  • You may get sick when you arrive because of the different microbes in China, but this is different from food poisoning.


  • WeChat is a popular app that can be used to communicate both within China and with your friends and family in the US.
  • You can buy a Chinese cell phone, but you may need to go to a special shop for foreigners to buy a SIM card.


  • China is basically a cash society. You can withdraw money from American bank accounts at ATMs.
  • You can imagine that Beijing is about as expensive as NYC. Bring around $2000 to 3000 for a month.
  • Many Chinese are currently using WeChat to pay via their cell phones.
  • Only change money at a bank. Otherwise, you are likely to get fake money.
  • If you do get fake money, just spend it.


  • Recommended excursions outside Beijing include Chengde and Qufu.
  • Recommended tourist sites within Beijing include Beihai Park, Temple of Heaven, Panjiayuan Market, Confucian Temple
  • Especially at big tourist sites and markets, watch out for pickpockets and scammers.
  • A good way to see the city is to ask a graduate student at the university to show you around. You offer to pay for the sightseeing and food, and the student gets to practice English for the day.
  • Time Out Beijing is a useful site for foreigners living in Beijing. It provides information on what is currently happening, restaurants, etc.
  • Be careful at night because the nightlife in Beijing is completely different from the nightlife in cities in the US. You may get mixed up in something you cannot handle.
  • Barbershops and massage parlors are actually brothels.
  • The metro is crowded, but cheap and efficient.

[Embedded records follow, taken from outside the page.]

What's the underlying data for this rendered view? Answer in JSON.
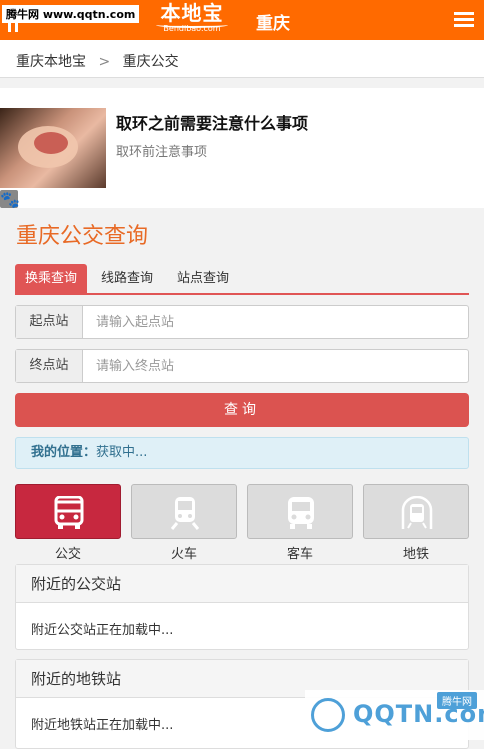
{
  "watermark": {
    "top_left": "腾牛网 www.qqtn.com",
    "bottom_right_text": "QQTN.com",
    "bottom_right_badge": "腾牛网"
  },
  "header": {
    "logo_big": "本地宝",
    "logo_small": "Bendibao.com",
    "city": "重庆",
    "accent": "#ff6a00"
  },
  "breadcrumb": {
    "home": "重庆本地宝",
    "sep": ">",
    "current": "重庆公交"
  },
  "ad": {
    "title": "取环之前需要注意什么事项",
    "subtitle": "取环前注意事项"
  },
  "page": {
    "title": "重庆公交查询"
  },
  "tabs": [
    {
      "label": "换乘查询",
      "active": true
    },
    {
      "label": "线路查询",
      "active": false
    },
    {
      "label": "站点查询",
      "active": false
    }
  ],
  "form": {
    "start": {
      "label": "起点站",
      "placeholder": "请输入起点站",
      "value": ""
    },
    "end": {
      "label": "终点站",
      "placeholder": "请输入终点站",
      "value": ""
    },
    "submit": "查询"
  },
  "location": {
    "label": "我的位置：",
    "value": "获取中..."
  },
  "modes": [
    {
      "label": "公交",
      "icon": "bus-icon",
      "active": true
    },
    {
      "label": "火车",
      "icon": "train-icon",
      "active": false
    },
    {
      "label": "客车",
      "icon": "coach-icon",
      "active": false
    },
    {
      "label": "地铁",
      "icon": "subway-icon",
      "active": false
    }
  ],
  "nearby_bus": {
    "title": "附近的公交站",
    "status": "附近公交站正在加载中..."
  },
  "nearby_subway": {
    "title": "附近的地铁站",
    "status": "附近地铁站正在加载中..."
  },
  "colors": {
    "active_tab": "#e05555",
    "active_mode": "#c7283f",
    "query_button": "#db5350",
    "title": "#e86a26"
  }
}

It costs about $0.75 to ride.

Dr. David Moser, CET Academic Director- and celebrity!

Betsy Lavolette

Director, Language Resource Center, Gettysburg College

Latest posts by Betsy Lavolette (see all)

For a linguistics geek such as myself, the idea of studying at CET in Beijing is incredibly exciting! Naturally, I am very interested in studying Mandarin Chinese in a setting where I can also use the language outside the classroom. But above and beyond that, to me, the CET Academic Director David Moser is a total rock star!

I first heard his name as an expert on the Chinese language, cited on Language Log. But Dr. Moser is not merely known for linguistics. He is also regularly seen on China Central Television (CCTV), speaking both English and Chinese. Given that we will be studying the Chinese education system, check out the following video in which he is a guest talking about preschool education in the US and China.

Another reason that Dr. Moser is a rock star to me is his recent (2016) book, A Billion Voices: China’s Search for a Common Language. This book is a very quick read, and it helped me understand what the “Chinese language” is and how and why it was developed.

We have Dr. Moser on our schedule to give some of the lectures while we are in China, and I couldn’t be more excited to learn from him. I hope you are, too!